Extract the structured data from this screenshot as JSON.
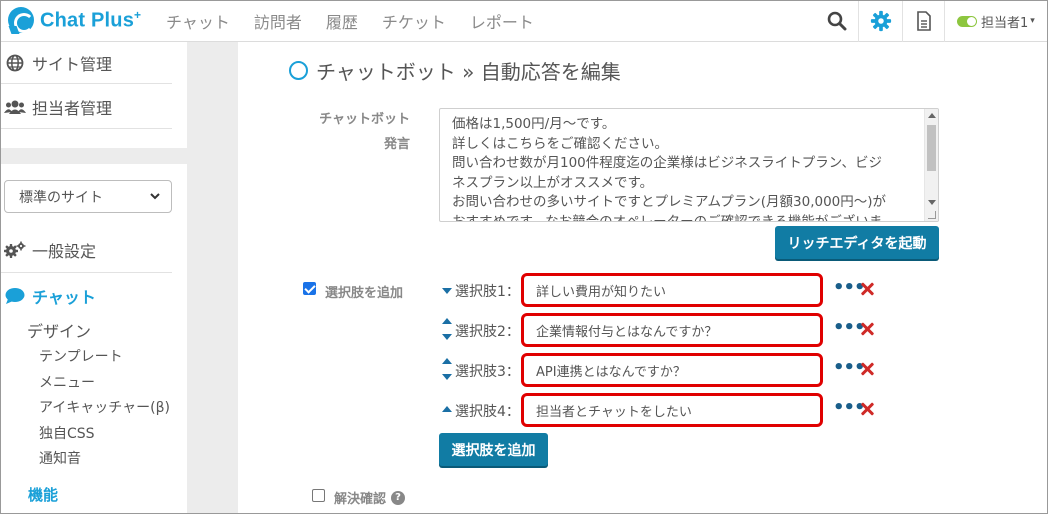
{
  "header": {
    "logo_text": "Chat Plus",
    "logo_plus": "+",
    "nav": [
      {
        "label": "チャット"
      },
      {
        "label": "訪問者"
      },
      {
        "label": "履歴"
      },
      {
        "label": "チケット"
      },
      {
        "label": "レポート"
      }
    ],
    "user": {
      "name": "担当者1",
      "caret": "▾"
    },
    "colors": {
      "brand": "#1aa0d8",
      "gear": "#1aa0d8",
      "toggle": "#8dc63f"
    }
  },
  "sidebar": {
    "top": [
      {
        "label": "サイト管理",
        "icon": "globe-icon"
      },
      {
        "label": "担当者管理",
        "icon": "users-icon"
      }
    ],
    "site_select": {
      "value": "標準のサイト"
    },
    "general": {
      "label": "一般設定",
      "icon": "gears-icon"
    },
    "chat": {
      "label": "チャット",
      "icon": "chat-bubble-icon"
    },
    "design": {
      "label": "デザイン"
    },
    "design_items": [
      {
        "label": "テンプレート"
      },
      {
        "label": "メニュー"
      },
      {
        "label": "アイキャッチャー(β)"
      },
      {
        "label": "独自CSS"
      },
      {
        "label": "通知音"
      }
    ],
    "function": {
      "label": "機能"
    }
  },
  "main": {
    "title": "チャットボット » 自動応答を編集",
    "utterance_label_1": "チャットボット",
    "utterance_label_2": "発言",
    "utterance_lines": [
      "価格は1,500円/月～です。",
      "詳しくはこちらをご確認ください。",
      "問い合わせ数が月100件程度迄の企業様はビジネスライトプラン、ビジ",
      "ネスプラン以上がオススメです。",
      "お問い合わせの多いサイトですとプレミアムプラン(月額30,000円～)が",
      "おすすめです。なお競合のオペレーターのご確認できる機能がございま"
    ],
    "rich_editor_button": "リッチエディタを起動",
    "add_options_checkbox": {
      "label": "選択肢を追加",
      "checked": true
    },
    "options": [
      {
        "label": "選択肢1：",
        "value": "詳しい費用が知りたい",
        "up": false,
        "down": true
      },
      {
        "label": "選択肢2：",
        "value": "企業情報付与とはなんですか？",
        "up": true,
        "down": true
      },
      {
        "label": "選択肢3：",
        "value": "API連携とはなんですか？",
        "up": true,
        "down": true
      },
      {
        "label": "選択肢4：",
        "value": "担当者とチャットをしたい",
        "up": true,
        "down": false
      }
    ],
    "more_glyph": "•••",
    "add_option_button": "選択肢を追加",
    "resolve_checkbox": {
      "label": "解決確認",
      "checked": false
    },
    "help_glyph": "?",
    "colors": {
      "highlight": "#e00000",
      "button": "#117ca4",
      "delete": "#cf2a27"
    }
  }
}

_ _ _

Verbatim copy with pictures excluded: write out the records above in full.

Answer to this problem ->
Extract the structured data from this screenshot as JSON.
{
  "header": {
    "logo_text": "Chat Plus",
    "logo_plus": "+",
    "nav": [
      {
        "label": "チャット"
      },
      {
        "label": "訪問者"
      },
      {
        "label": "履歴"
      },
      {
        "label": "チケット"
      },
      {
        "label": "レポート"
      }
    ],
    "user": {
      "name": "担当者1",
      "caret": "▾"
    },
    "colors": {
      "brand": "#1aa0d8",
      "gear": "#1aa0d8",
      "toggle": "#8dc63f"
    }
  },
  "sidebar": {
    "top": [
      {
        "label": "サイト管理",
        "icon": "globe-icon"
      },
      {
        "label": "担当者管理",
        "icon": "users-icon"
      }
    ],
    "site_select": {
      "value": "標準のサイト"
    },
    "general": {
      "label": "一般設定",
      "icon": "gears-icon"
    },
    "chat": {
      "label": "チャット",
      "icon": "chat-bubble-icon"
    },
    "design": {
      "label": "デザイン"
    },
    "design_items": [
      {
        "label": "テンプレート"
      },
      {
        "label": "メニュー"
      },
      {
        "label": "アイキャッチャー(β)"
      },
      {
        "label": "独自CSS"
      },
      {
        "label": "通知音"
      }
    ],
    "function": {
      "label": "機能"
    }
  },
  "main": {
    "title": "チャットボット » 自動応答を編集",
    "utterance_label_1": "チャットボット",
    "utterance_label_2": "発言",
    "utterance_lines": [
      "価格は1,500円/月～です。",
      "詳しくはこちらをご確認ください。",
      "問い合わせ数が月100件程度迄の企業様はビジネスライトプラン、ビジ",
      "ネスプラン以上がオススメです。",
      "お問い合わせの多いサイトですとプレミアムプラン(月額30,000円～)が",
      "おすすめです。なお競合のオペレーターのご確認できる機能がございま"
    ],
    "rich_editor_button": "リッチエディタを起動",
    "add_options_checkbox": {
      "label": "選択肢を追加",
      "checked": true
    },
    "options": [
      {
        "label": "選択肢1：",
        "value": "詳しい費用が知りたい",
        "up": false,
        "down": true
      },
      {
        "label": "選択肢2：",
        "value": "企業情報付与とはなんですか？",
        "up": true,
        "down": true
      },
      {
        "label": "選択肢3：",
        "value": "API連携とはなんですか？",
        "up": true,
        "down": true
      },
      {
        "label": "選択肢4：",
        "value": "担当者とチャットをしたい",
        "up": true,
        "down": false
      }
    ],
    "more_glyph": "•••",
    "add_option_button": "選択肢を追加",
    "resolve_checkbox": {
      "label": "解決確認",
      "checked": false
    },
    "help_glyph": "?",
    "colors": {
      "highlight": "#e00000",
      "button": "#117ca4",
      "delete": "#cf2a27"
    }
  }
}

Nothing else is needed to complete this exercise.